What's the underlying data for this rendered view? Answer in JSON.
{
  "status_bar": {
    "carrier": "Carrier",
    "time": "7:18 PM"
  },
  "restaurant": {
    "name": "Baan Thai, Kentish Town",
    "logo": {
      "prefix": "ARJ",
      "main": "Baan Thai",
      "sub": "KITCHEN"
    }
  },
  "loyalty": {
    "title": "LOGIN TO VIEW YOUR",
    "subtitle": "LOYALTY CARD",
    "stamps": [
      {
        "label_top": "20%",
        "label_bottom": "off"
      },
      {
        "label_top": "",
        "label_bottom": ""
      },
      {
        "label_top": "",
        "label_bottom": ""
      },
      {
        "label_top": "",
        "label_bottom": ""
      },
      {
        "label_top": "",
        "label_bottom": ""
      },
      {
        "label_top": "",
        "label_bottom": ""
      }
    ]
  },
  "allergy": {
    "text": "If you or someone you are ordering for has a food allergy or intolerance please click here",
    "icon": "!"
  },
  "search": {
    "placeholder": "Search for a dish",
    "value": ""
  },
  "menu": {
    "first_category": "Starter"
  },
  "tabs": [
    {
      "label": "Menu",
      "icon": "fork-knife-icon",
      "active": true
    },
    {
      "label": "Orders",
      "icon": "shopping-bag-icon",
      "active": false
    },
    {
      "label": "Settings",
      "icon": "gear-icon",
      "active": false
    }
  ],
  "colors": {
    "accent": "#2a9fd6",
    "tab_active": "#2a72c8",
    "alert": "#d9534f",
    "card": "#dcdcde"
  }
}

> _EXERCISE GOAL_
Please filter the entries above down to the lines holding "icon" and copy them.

> _OUTPUT OF THE TASK_
    "icon": "!"
      "icon": "fork-knife-icon",
      "icon": "shopping-bag-icon",
      "icon": "gear-icon",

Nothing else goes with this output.